- EXERCISE AIM
Please copy out every line of the data word for word.

- DATA SUPPLIED
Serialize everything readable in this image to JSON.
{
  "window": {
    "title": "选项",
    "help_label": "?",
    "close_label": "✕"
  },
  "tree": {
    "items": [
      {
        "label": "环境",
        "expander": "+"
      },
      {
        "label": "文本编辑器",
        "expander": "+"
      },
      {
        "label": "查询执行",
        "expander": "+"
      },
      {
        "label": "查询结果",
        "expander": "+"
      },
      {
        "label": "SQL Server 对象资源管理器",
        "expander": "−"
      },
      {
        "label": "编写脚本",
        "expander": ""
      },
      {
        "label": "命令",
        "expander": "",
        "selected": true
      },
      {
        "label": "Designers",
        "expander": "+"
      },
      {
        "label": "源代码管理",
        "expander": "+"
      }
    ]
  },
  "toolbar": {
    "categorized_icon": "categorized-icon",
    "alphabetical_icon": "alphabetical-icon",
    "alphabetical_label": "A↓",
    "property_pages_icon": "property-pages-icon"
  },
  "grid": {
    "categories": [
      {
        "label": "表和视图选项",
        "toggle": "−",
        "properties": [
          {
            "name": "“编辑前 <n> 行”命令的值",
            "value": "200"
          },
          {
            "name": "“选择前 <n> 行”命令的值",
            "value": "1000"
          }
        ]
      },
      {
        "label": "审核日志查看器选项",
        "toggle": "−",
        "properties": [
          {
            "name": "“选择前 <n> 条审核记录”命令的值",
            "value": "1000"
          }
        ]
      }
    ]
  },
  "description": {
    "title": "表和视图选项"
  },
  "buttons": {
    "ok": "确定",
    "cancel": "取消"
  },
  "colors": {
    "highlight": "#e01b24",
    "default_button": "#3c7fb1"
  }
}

- RESULT OF THIS TASK
Serialize everything readable in this image to JSON.
{
  "window": {
    "title": "选项",
    "help_label": "?",
    "close_label": "✕"
  },
  "tree": {
    "items": [
      {
        "label": "环境",
        "expander": "+"
      },
      {
        "label": "文本编辑器",
        "expander": "+"
      },
      {
        "label": "查询执行",
        "expander": "+"
      },
      {
        "label": "查询结果",
        "expander": "+"
      },
      {
        "label": "SQL Server 对象资源管理器",
        "expander": "−"
      },
      {
        "label": "编写脚本",
        "expander": ""
      },
      {
        "label": "命令",
        "expander": "",
        "selected": true
      },
      {
        "label": "Designers",
        "expander": "+"
      },
      {
        "label": "源代码管理",
        "expander": "+"
      }
    ]
  },
  "toolbar": {
    "categorized_icon": "categorized-icon",
    "alphabetical_icon": "alphabetical-icon",
    "alphabetical_label": "A↓",
    "property_pages_icon": "property-pages-icon"
  },
  "grid": {
    "categories": [
      {
        "label": "表和视图选项",
        "toggle": "−",
        "properties": [
          {
            "name": "“编辑前 <n> 行”命令的值",
            "value": "200"
          },
          {
            "name": "“选择前 <n> 行”命令的值",
            "value": "1000"
          }
        ]
      },
      {
        "label": "审核日志查看器选项",
        "toggle": "−",
        "properties": [
          {
            "name": "“选择前 <n> 条审核记录”命令的值",
            "value": "1000"
          }
        ]
      }
    ]
  },
  "description": {
    "title": "表和视图选项"
  },
  "buttons": {
    "ok": "确定",
    "cancel": "取消"
  },
  "colors": {
    "highlight": "#e01b24",
    "default_button": "#3c7fb1"
  }
}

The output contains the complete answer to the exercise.